The first course in the DE Certificate series is called Learning and Integrating Technology for Education (LITE) 101. This self-paced course includes information about the different course modalities offered at UW-Green Bay, as well as the technologies you might use for teaching in each one, including in-person teaching. This course also serves as the foundation of the DE Certificate series because it provides an overview of our specific distance education modalities and the technologies that will help you to be successful in them.
LITE 201: Trail Guides (formerly just called Trail Guides) picks up where the first course leaves off. LITE 201 course centers on developing learning pathways for students. This self-paced course is for you if you would like to explore how to develop distance education courses more systematically. Through LITE 201, you will develop a module for a distance education course. LITE 201 is self-paced but offered on a semester basis.
In LITE 301: Retreats (formerly just called Retreats), you will be encouraged to reflect on your own teaching practices. LITE 301 focuses on the process of using feedback, reflection, and scholarly teaching practices to refine classes. You will, for example, explore scholarship of teaching and learning (SoTL) literature relevant to issues in your course or to revisions or teaching innovations you are considering. You will also engage with several of your colleagues through synchronous and asynchronous activities designed to support your efforts in reflecting on and refining your teaching practices. LITE 301 is offered as a cohort-based, semester-long community of practice.
Is there a teaching technology that you’ve heard CATL talk about but haven’t gotten the chance to try out yet? Want to learn a new tool alongside fellow instructors so you can swap ideas and tips? In addition to the three courses in the DE Certificate, CATL is offering supplemental professional development training courses that explore certain teaching tools and techniques in more depth!
Learning and Integrating Technology for Education (LITE) 115: Enhancing Course Videos with PlayPosit will equip you with the guidance you need to start building interactive videos, called “bulbs,” for your own courses. Work through each module at your own pace as you discover the basics of PlayPosit, build your first bulb, and finally implement PlayPosit bulbs in one of your courses. Participants will also learn how to monitor bulbs and use PlayPosit’s analytics to reveal data on student engagement and achievement that may be informative for planning future iterations of a course.
Prerequisites: None (though completion of LITE 101 is recommended)
When: Registration for the Summer 2023 section of LITE 115 is now closed. Please stay tuned for future sections of LITE 115 in Fall 2023!

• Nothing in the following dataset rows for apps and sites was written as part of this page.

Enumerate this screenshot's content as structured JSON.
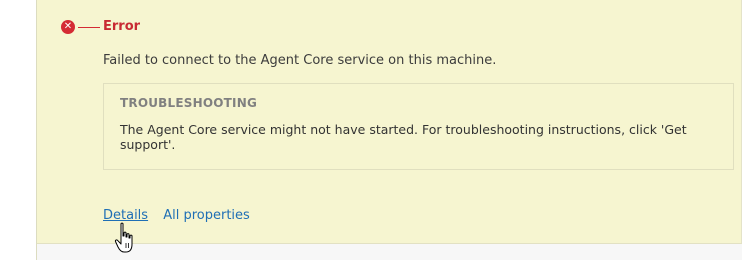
{
  "error": {
    "icon": "error-x-icon",
    "title": "Error",
    "message": "Failed to connect to the Agent Core service on this machine.",
    "color": "#d42b34"
  },
  "troubleshooting": {
    "title": "TROUBLESHOOTING",
    "text": "The Agent Core service might not have started. For troubleshooting instructions, click 'Get support'."
  },
  "links": {
    "details": "Details",
    "all_properties": "All properties",
    "color": "#1f6fb5"
  },
  "colors": {
    "panel_background": "#f6f5d0",
    "error_red": "#d42b34"
  },
  "cursor": "hand-pointer-icon"
}
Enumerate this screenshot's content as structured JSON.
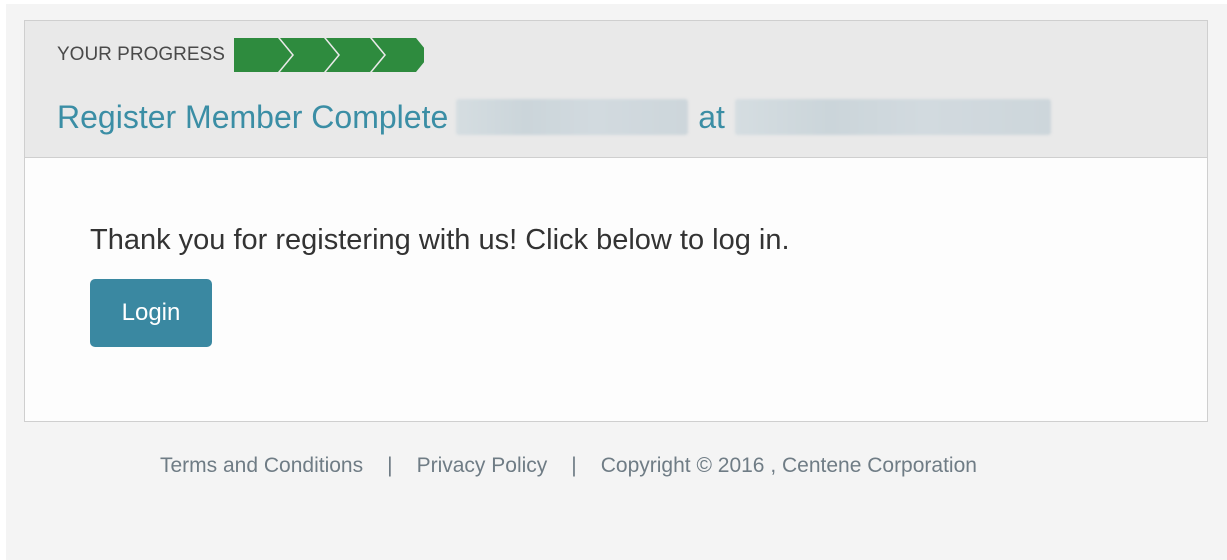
{
  "header": {
    "progress_label": "YOUR PROGRESS",
    "progress_steps_total": 4,
    "progress_color": "#2e8b3e",
    "title": "Register Member Complete",
    "at_label": "at"
  },
  "body": {
    "message": "Thank you for registering with us! Click below to log in.",
    "login_label": "Login",
    "accent_color": "#3a88a1"
  },
  "footer": {
    "terms_label": "Terms and Conditions",
    "separator": "|",
    "privacy_label": "Privacy Policy",
    "copyright": "Copyright © 2016 , Centene Corporation"
  }
}
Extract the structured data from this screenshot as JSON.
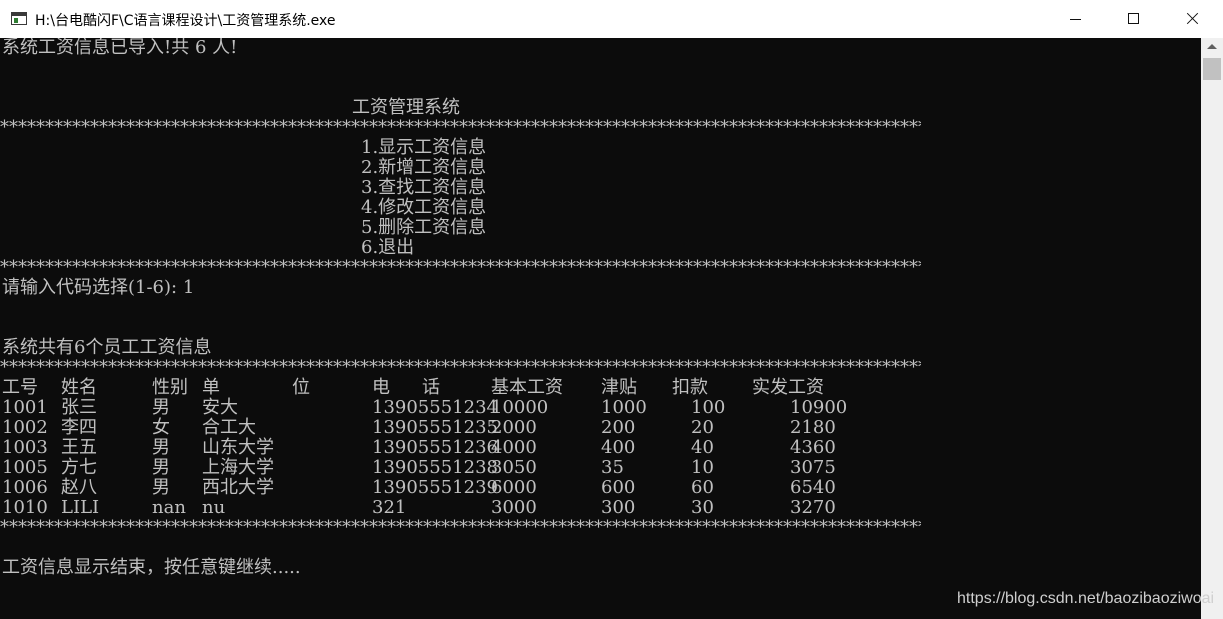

Participants will earn a digital badge for completing each of the three modules in LITE 115 that you can include in your email signature or embed in online portfolios or resumes as evidence of your commitment to professional development! Participants will not be obligated to complete all three modules and may participate at whichever level fits their interest and capacity.
If you have any questions about LITE 115 or PlayPosit in general, please contact CATL (CATL@uwgb.edu). You can also check out our blog resources on PlayPosit as well as a selection of step-by-step guides in the UWGB IT Knowledgebase.